We walked again, coming across small households and villages along the way. I found the walking that day hard and had to stop alot. By the time we got to the village we were to spend the night (only after about 2-3 hours walking) I was exhausted and Simon was concerned. The villagers seemed fairly nonplussed about our arrival and we were left to ourselves. We fed some pigs and had a nap and I felt worse, my fever had come back that morning, I had squashed it with paracetamol but by the evening Morn was asking me if I wanted o go home. Sadly we accepted his offer and we were moto'ed back to Ban Lung and went to bed.
Ater about 12hrs of solid sleep I felt well enough again to venture out. We were looking for a post office and wanted to give a thank you card to Highlander tours. When we got there Morn had just got back, he looked very tired and said it was another cold night.
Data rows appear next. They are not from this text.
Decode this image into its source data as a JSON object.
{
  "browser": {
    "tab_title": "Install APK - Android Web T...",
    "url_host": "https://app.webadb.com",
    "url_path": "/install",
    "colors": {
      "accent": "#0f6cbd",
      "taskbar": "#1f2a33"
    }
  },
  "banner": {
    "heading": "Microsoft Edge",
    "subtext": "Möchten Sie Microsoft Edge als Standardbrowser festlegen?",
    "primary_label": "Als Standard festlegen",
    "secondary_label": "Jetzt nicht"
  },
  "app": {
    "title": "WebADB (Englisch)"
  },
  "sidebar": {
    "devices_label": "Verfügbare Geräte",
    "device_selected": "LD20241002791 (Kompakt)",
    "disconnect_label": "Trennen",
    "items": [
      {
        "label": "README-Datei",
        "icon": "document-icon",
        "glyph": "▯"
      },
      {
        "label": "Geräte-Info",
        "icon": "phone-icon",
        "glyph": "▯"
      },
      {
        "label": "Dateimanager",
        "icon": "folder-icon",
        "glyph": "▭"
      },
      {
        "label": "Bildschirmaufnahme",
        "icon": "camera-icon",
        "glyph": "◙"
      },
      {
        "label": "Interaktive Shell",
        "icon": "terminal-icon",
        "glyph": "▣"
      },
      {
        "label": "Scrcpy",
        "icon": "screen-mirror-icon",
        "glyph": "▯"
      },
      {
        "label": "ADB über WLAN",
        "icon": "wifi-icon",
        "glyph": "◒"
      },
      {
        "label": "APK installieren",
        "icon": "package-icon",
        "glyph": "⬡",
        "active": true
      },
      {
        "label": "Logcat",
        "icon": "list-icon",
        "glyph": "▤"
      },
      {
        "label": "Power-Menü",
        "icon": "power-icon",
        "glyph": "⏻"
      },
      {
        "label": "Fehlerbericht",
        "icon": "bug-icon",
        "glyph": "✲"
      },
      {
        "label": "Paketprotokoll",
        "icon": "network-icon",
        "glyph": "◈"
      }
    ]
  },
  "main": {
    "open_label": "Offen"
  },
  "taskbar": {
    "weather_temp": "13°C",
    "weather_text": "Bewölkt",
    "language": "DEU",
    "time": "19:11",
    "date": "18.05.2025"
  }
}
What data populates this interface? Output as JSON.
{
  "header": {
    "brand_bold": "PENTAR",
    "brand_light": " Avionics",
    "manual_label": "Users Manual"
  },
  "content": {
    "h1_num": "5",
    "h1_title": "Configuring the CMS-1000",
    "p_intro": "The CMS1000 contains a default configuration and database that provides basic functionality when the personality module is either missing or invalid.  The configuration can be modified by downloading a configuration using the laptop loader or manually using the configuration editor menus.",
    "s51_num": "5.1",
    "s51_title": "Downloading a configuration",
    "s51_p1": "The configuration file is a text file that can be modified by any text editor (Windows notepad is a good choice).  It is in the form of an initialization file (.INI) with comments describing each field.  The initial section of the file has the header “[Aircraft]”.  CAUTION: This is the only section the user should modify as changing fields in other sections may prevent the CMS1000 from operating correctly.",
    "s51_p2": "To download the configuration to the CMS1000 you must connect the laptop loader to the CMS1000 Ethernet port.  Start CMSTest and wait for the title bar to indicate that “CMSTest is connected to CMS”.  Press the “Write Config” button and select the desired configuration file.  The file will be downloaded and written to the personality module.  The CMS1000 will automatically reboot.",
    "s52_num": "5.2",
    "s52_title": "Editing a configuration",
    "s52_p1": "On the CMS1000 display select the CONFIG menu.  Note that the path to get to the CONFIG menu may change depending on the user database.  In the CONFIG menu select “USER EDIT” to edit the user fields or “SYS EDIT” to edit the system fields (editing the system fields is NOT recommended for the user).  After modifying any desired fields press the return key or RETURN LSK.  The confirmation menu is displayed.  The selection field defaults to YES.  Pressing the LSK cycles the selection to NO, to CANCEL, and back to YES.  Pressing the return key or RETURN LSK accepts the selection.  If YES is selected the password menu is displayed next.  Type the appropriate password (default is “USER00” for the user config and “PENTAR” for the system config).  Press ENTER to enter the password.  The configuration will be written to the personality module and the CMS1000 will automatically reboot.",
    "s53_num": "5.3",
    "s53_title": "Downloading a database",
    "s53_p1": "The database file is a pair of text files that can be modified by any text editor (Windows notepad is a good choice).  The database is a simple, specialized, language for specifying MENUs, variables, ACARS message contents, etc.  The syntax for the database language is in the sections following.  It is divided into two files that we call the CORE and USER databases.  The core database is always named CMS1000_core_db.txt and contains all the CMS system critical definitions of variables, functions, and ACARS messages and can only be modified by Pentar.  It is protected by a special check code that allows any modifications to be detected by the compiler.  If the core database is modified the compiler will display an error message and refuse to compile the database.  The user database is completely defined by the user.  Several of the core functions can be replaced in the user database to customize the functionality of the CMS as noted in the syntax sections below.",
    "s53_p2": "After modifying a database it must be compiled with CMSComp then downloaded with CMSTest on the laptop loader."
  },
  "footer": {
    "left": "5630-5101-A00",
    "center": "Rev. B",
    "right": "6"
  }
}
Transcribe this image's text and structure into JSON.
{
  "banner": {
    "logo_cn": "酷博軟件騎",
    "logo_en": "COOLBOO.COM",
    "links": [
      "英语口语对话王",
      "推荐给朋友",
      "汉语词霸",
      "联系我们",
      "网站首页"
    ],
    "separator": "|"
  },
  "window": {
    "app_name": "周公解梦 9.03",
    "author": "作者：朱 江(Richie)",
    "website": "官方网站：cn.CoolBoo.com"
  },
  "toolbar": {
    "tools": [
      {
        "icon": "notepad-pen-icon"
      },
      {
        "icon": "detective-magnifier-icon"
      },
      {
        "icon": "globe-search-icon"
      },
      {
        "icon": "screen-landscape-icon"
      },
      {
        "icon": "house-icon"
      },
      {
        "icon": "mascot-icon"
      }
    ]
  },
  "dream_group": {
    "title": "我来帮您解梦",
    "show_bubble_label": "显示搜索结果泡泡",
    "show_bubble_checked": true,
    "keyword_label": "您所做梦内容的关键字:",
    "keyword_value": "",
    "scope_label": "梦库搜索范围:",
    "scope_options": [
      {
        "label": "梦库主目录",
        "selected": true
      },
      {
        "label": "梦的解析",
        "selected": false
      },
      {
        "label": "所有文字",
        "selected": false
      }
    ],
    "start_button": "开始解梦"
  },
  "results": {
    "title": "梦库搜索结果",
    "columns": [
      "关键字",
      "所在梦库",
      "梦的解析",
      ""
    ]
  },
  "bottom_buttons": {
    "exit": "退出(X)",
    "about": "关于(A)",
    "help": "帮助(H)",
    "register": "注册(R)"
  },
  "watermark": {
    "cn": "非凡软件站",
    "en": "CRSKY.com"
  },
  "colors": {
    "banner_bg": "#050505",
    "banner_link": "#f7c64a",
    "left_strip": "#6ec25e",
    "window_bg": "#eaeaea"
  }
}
As we left Horng asked us to come back that evening. I spent the rest of the day sleeping and Simon played more Football Manager. We went to see Horng again, wondering if she was going to scrape more of me, turns out we were invited for dinner! She and Morn went to one of the charity schools that teach tourism and hospitality trades, hey are both very good cooks and we had a great meal with lovely people, a wonderful way to spend our last night in Cambodia.
Ban Lung is a small sleepy town in the north of Cambodia, it became one of my favourite parts of our whole trip. It was clear as soon as we got there that though this is a town ready for tourist not that many come here. There are no souvenir shops and no beggars. Whilst there is little to do in the town itself it is near to some spectacular natural features and is on the border of a national park. There are alot of tour companies.We had arranged rooms at the 'Tree Top Eco Lodge' This is a series of bungalows on a hillside, they are beautiful and a room (admittedly with no hot water) costs only $7. Unfortunately we arrived around the time of a rather big wedding which started with prayers and chants being played at five in the morning on one side of the valley and ended with a party until late on the other side, this went on for three days. A French couple were very unhappy about this and complained to the staff, who had apparently tried to call the police about it but as it was the son of the chief of the police's wedding nothing would be done